The Vatican Ambassador to Seychelles visited the island nation recently pledging more support and cooperation in the fight against drugs, responding to President Wavel Ramkalawan's request for support following his accreditation earlier this year.
In March, the Apostolic Nuncio, Archbishop Tomasz Grysa, held discussions with the head of state, which revolved around addressing social ills such as drug abuse and drug trafficking.
"It was he himself who asked the Church if something could be done. So, I told him that I already have experiences in other countries that I can present to the Seychelles. It is for this reason that we presented the idea to the local church and we will also speak with the Ministry of Foreign Affairs and other ministries," explained Grysa.
The Roman Catholic Apostolic Nuncio did exactly this during his second visit to Seychelles, an archipelago in the western Indian Ocean, in August. Grysa shared their experiences in relation to drug addiction and recovery by presenting a strategy being used for rehabilitation mainly "The Farm of Hope."
This method, which has proven to be effective and successful, was initiated by the Roman Catholic mission in the Diocese of Brazil, in the early 1980s, helping many addicts to recover from addiction and to be reintegrated into society.
During his visit Grysa also met and presented this concept with Seychelles' Minister of Foreign Affairs and Tourism, Sylvestre Radegonde, who reiterated that the fight against drugs and the rehabilitation of addicts is at the heart of national priorities and requires the support of all partners, a press release from the ministry stated.
Grysa, who was accompanied by the Bishop Emeritus of Porto Nacional of Brazil, Romualdo Kujawskihe, who is well experienced in the field, said that "The Farm of Hope" offers an experience that changes the whole person.
The bishop added that "through the meetings and consultations we had with the various organisations concerned, we can conclude that we had a good reception to start this cooperation."
Radegonde said: "When we manage to overcome this challenge of consumption and addiction and ensure integration by means other than drugs, it will be a great message that we will send to the rest of the world to tell them that change is possible."
In a meeting at the Saint Esprit Church of the Perseverance district, Grysa said "The Farm of Hope" is a therapeutic community "for all those who have problems with drug addiction. It is a community founded in Brazil and that is why we have Bishop Romualdo Kujawski, the collaborating bishop, to share his experience."
Bishop Grysa added that there are already 150 such communities in the world and in the region, including in Mozambique, Kenya and South Africa.
According to the Division for Substance Abuse Prevention, Treatment and Rehabilitation in Seychelles, in October 2022, there were 4,267 clients on the various programmes it offers.
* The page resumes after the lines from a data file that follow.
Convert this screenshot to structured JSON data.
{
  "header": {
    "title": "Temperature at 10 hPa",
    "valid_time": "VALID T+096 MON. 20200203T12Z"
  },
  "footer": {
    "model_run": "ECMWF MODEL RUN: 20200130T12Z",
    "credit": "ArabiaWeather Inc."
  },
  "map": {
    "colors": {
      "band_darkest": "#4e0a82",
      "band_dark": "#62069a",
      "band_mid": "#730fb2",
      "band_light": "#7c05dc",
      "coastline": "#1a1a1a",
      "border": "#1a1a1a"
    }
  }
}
Around 99 have successfully completed the programmes and 2,771 are still active - meaning they are maintaining their appointments and treatment - while the rest have defaulted and are irregular.
SNA spoke to the Head of the Catholic Church Diocese of Seychelles, Bishop Alain Harel, who said that the concept of "The Farm of Hope" and its feasibility here is yet to be fully presented and discussed with the clergy of the diocese. This is expected to be done later in September.
If implemented, the programme will target people from 18 to 59 years of age who need to willingly join the 12-month programme. Working on the farm is also part of the rehabilitation, which is based on three pillars: coexistence, work and spirituality.
Coexistence; where love and unity are experienced as a family; the work where each member of the community works for the food they consume daily to empower the project; and the spirituality that gives meaning and direction to their lives moving forward on the path of healing.